Saturday, May 28, 2011

Question and Answer

The first thing you need to know about my father is: If you have a question, he has an answer. The man does not know the words "I don't know." He's pretty famous for this among friends and family, which is why a few days ago as we were all in the car on the way back from my sister's girlfriend's concert, my aunt asked him why the Pigeon Hills were called the Pigeon Hills.

He immediately launched into an answer, and this is the second thing you need to know about my father: About 50% of the time, he is full of shit. If he doesn't know, he'll make it up, and he is good. On a long ago family trip, we passed a sign for a fort. Someone said "I wonder what happened at that fort." Dad launched into a five-minute lecture on the role of the fort in the Civil War and the definitive battle that was fought there, etc., etc., etc. When he was finished my mom asked "Did you see that on the History Channel?"

Dad's answer? "Nah, I just made it up."

That is the good thing-if you call him on it, he'll always admit when he's made something up. The problem is, you have to recognize that you need to call him on it-and when he's giving one of his bullshit answers, he's fairly indistinguishable from a history professor.

Years ago, when I had first started driving, I asked him why some traffic lights have those flashing lights inside the red light. He told me that it was to draw your attention, so you'd always see that the light was red. Years later, we were sitting in the car together, and Dad mused, "I wonder what those flashing lights are for." I stared at him for a moment, then gave him the same answer he'd given me. His response? "Oh, I must have been making that up. But it sounds plausible, doesn't it?" I still don't know if he was right.

So as we were in the car and Dad was giving his response to the Pigeon Hills question, I immediately challenged him. What possible reason could he have for knowing that piece of information? I was absolutely sure he was making it up. But that brings me to the final thing you need to know about my father, which is that if there is a sign or a plaque to be read, he has read it. Going to a museum with him is completely maddening, because he will read every single word that is posted anywhere. And he remembers it all. So on the one hand, when he gives an incredibly detailed answer to an obscure question, you want to think that he's making it up. Yet there's that other 50% of the time that he knows exactly what he's talking about...and he can almost always cite his source.

In this case, it was a historical plaque in Codorus State Park. Apparently passenger pigeons used to roost in the Pigeon Hills, and there were so many of them they'd block the sun when they all flew. Who knew?

My dad, apparently.

Monday, May 2, 2011

Walking Tour

This past weekend was the most relaxing one I've had in ages. I feel like I got a lot done, but in a very laid-back, unhurried way. And the best part-I walked or Metroed everywhere. My car stayed parked all weekend, except for a very brief early-morning trip to take a friend to the airport.

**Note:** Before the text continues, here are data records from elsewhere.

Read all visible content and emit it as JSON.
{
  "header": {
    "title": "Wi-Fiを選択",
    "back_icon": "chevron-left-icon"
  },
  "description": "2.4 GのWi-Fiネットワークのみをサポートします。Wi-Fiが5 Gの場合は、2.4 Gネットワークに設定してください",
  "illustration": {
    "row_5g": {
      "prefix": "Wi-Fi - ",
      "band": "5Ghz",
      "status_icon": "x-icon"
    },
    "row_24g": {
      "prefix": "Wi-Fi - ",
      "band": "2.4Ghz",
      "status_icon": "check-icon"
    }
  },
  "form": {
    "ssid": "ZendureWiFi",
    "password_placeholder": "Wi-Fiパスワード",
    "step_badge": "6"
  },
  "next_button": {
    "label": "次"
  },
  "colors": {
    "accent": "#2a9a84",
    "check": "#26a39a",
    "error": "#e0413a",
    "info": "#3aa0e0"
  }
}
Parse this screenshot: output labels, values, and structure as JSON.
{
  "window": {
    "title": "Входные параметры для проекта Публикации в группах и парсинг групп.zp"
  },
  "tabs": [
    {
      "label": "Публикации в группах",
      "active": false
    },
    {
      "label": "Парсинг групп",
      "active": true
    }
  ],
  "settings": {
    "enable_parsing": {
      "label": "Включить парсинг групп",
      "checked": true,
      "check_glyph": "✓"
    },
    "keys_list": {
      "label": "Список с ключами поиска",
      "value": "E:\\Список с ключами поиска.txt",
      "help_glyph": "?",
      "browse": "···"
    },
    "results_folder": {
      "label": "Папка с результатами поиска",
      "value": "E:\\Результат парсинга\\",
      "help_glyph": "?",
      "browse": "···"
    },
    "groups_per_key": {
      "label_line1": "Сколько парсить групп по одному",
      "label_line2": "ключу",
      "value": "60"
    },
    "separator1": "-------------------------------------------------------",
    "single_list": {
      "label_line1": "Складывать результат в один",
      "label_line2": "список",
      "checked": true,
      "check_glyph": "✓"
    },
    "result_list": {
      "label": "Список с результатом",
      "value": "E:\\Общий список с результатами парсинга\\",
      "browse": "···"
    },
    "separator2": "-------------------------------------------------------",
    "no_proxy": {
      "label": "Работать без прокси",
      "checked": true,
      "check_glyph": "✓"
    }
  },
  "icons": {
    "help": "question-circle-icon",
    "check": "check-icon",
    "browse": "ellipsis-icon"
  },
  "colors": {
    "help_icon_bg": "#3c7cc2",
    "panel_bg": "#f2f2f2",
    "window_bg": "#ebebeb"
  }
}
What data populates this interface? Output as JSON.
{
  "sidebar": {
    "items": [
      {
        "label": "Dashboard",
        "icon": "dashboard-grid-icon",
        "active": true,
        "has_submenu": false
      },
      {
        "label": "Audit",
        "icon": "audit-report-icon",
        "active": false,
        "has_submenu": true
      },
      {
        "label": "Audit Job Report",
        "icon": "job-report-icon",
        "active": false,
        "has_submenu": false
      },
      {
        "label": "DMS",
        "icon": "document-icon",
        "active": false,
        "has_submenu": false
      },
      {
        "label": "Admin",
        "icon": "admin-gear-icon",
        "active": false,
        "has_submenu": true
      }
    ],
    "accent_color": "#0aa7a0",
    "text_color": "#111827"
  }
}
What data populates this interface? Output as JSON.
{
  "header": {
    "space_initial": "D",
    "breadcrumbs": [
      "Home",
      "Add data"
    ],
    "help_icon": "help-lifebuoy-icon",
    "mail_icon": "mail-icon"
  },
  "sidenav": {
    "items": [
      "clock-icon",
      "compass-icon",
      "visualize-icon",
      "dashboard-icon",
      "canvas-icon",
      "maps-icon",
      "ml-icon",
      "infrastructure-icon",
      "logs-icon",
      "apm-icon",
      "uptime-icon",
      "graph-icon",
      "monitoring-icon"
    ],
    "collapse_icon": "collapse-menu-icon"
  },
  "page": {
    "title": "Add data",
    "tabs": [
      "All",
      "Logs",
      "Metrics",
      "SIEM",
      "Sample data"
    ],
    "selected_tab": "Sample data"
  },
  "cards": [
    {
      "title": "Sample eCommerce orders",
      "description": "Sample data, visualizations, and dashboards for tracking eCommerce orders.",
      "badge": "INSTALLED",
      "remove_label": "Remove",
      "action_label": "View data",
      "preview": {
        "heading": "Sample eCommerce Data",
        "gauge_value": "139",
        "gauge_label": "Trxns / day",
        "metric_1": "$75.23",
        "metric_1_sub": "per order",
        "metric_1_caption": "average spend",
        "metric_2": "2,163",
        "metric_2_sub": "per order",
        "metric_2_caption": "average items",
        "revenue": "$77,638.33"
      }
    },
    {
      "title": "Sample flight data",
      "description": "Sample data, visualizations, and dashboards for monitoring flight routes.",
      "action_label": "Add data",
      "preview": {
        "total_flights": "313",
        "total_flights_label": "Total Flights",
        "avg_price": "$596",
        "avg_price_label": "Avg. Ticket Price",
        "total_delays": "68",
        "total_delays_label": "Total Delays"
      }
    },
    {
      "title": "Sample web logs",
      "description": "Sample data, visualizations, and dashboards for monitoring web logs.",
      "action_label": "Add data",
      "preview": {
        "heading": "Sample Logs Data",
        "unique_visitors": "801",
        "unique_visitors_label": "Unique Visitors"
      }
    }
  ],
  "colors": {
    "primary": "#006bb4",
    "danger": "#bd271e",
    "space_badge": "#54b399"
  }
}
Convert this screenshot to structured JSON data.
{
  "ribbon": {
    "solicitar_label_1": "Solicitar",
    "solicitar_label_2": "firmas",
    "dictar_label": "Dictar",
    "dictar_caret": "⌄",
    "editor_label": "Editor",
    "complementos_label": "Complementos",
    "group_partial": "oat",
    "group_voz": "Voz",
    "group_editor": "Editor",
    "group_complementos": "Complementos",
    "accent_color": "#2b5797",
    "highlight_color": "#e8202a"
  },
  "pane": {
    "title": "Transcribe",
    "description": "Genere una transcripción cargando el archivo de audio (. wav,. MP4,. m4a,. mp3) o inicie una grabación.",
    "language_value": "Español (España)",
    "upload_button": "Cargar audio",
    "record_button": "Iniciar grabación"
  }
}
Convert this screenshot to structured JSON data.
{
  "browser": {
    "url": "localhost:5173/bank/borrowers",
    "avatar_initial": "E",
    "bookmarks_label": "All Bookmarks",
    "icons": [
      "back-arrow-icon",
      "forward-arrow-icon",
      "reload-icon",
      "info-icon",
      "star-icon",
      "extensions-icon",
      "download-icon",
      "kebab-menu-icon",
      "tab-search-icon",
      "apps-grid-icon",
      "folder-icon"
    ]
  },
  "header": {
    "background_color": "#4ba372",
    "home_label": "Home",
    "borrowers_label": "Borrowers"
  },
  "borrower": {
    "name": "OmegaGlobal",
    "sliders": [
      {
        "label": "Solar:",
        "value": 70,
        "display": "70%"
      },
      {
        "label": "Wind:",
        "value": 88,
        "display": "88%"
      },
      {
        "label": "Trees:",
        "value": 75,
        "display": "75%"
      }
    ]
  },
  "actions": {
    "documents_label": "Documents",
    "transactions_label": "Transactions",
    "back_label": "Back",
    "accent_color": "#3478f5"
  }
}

I haven't spent a whole lot of time just walking around my neighborhood. I'm not really big on hot OR cold weather, and I'm really likely to retreat into a climate-controlled car when temperatures are extreme. But I always feel so freaking virtuous when I walk somewhere, and I don't know why I don't do it more often.

On Saturday I walked to the library to return some books. From there I walked up to the Brookland Cafe for lunch, then over to the Franciscan monastery for their plant and herb sale. (Aside: WTF do you do with French Sorrel? I don't have a clue, and I'd better figure it out because I'm currently growing some.) On the way home, I dropped in to the organic market for some milk. All told, I was out for about 2 1/2 hours and walked about three miles, and I felt awesome afterward.

Why don't I do that more often? Now that the weather is nice, I should be taking the bus to work and walking the mile from the bus stop. I should be out enjoying spring while it lasts, and I should be getting to know the neighborhood. I have a slightly half-baked plan to leave my car at my parents' house for part of the summer to force myself to get around without it.

I'm going to try setting my alarm early enough to take the bus to work tomorrow. Getting up early is going to suck, but I know I'll feel better for doing it.